**Task input**
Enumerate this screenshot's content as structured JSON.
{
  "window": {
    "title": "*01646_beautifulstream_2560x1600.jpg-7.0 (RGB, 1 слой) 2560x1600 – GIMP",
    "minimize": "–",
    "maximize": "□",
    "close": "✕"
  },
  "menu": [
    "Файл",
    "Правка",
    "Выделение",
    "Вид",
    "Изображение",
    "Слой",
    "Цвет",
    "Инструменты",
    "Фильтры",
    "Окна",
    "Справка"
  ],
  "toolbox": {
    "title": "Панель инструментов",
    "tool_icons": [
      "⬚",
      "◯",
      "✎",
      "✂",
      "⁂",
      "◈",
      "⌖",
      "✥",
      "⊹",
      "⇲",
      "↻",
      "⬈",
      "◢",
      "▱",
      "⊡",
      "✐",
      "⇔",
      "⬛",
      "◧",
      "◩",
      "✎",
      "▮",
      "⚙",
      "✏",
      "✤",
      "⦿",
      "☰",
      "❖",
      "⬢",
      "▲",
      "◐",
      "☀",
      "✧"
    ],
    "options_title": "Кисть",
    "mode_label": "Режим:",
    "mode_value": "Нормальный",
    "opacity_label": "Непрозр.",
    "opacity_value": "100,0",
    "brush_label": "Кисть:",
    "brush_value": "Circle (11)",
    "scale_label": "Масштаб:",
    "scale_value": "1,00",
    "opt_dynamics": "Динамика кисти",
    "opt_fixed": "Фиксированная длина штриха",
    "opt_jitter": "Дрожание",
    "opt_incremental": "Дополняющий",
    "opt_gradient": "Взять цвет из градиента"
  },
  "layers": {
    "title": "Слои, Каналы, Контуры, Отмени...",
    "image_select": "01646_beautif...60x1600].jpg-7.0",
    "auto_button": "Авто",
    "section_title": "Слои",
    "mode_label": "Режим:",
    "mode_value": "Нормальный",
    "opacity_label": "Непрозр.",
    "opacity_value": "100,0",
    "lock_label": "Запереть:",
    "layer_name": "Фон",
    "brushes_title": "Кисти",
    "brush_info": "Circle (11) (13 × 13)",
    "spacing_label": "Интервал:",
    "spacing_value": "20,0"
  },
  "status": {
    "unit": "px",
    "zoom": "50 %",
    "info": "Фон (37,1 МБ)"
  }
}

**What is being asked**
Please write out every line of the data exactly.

**Solved problem**
Enumerate this screenshot's content as structured JSON.
{
  "window": {
    "title": "*01646_beautifulstream_2560x1600.jpg-7.0 (RGB, 1 слой) 2560x1600 – GIMP",
    "minimize": "–",
    "maximize": "□",
    "close": "✕"
  },
  "menu": [
    "Файл",
    "Правка",
    "Выделение",
    "Вид",
    "Изображение",
    "Слой",
    "Цвет",
    "Инструменты",
    "Фильтры",
    "Окна",
    "Справка"
  ],
  "toolbox": {
    "title": "Панель инструментов",
    "tool_icons": [
      "⬚",
      "◯",
      "✎",
      "✂",
      "⁂",
      "◈",
      "⌖",
      "✥",
      "⊹",
      "⇲",
      "↻",
      "⬈",
      "◢",
      "▱",
      "⊡",
      "✐",
      "⇔",
      "⬛",
      "◧",
      "◩",
      "✎",
      "▮",
      "⚙",
      "✏",
      "✤",
      "⦿",
      "☰",
      "❖",
      "⬢",
      "▲",
      "◐",
      "☀",
      "✧"
    ],
    "options_title": "Кисть",
    "mode_label": "Режим:",
    "mode_value": "Нормальный",
    "opacity_label": "Непрозр.",
    "opacity_value": "100,0",
    "brush_label": "Кисть:",
    "brush_value": "Circle (11)",
    "scale_label": "Масштаб:",
    "scale_value": "1,00",
    "opt_dynamics": "Динамика кисти",
    "opt_fixed": "Фиксированная длина штриха",
    "opt_jitter": "Дрожание",
    "opt_incremental": "Дополняющий",
    "opt_gradient": "Взять цвет из градиента"
  },
  "layers": {
    "title": "Слои, Каналы, Контуры, Отмени...",
    "image_select": "01646_beautif...60x1600].jpg-7.0",
    "auto_button": "Авто",
    "section_title": "Слои",
    "mode_label": "Режим:",
    "mode_value": "Нормальный",
    "opacity_label": "Непрозр.",
    "opacity_value": "100,0",
    "lock_label": "Запереть:",
    "layer_name": "Фон",
    "brushes_title": "Кисти",
    "brush_info": "Circle (11) (13 × 13)",
    "spacing_label": "Интервал:",
    "spacing_value": "20,0"
  },
  "status": {
    "unit": "px",
    "zoom": "50 %",
    "info": "Фон (37,1 МБ)"
  }
}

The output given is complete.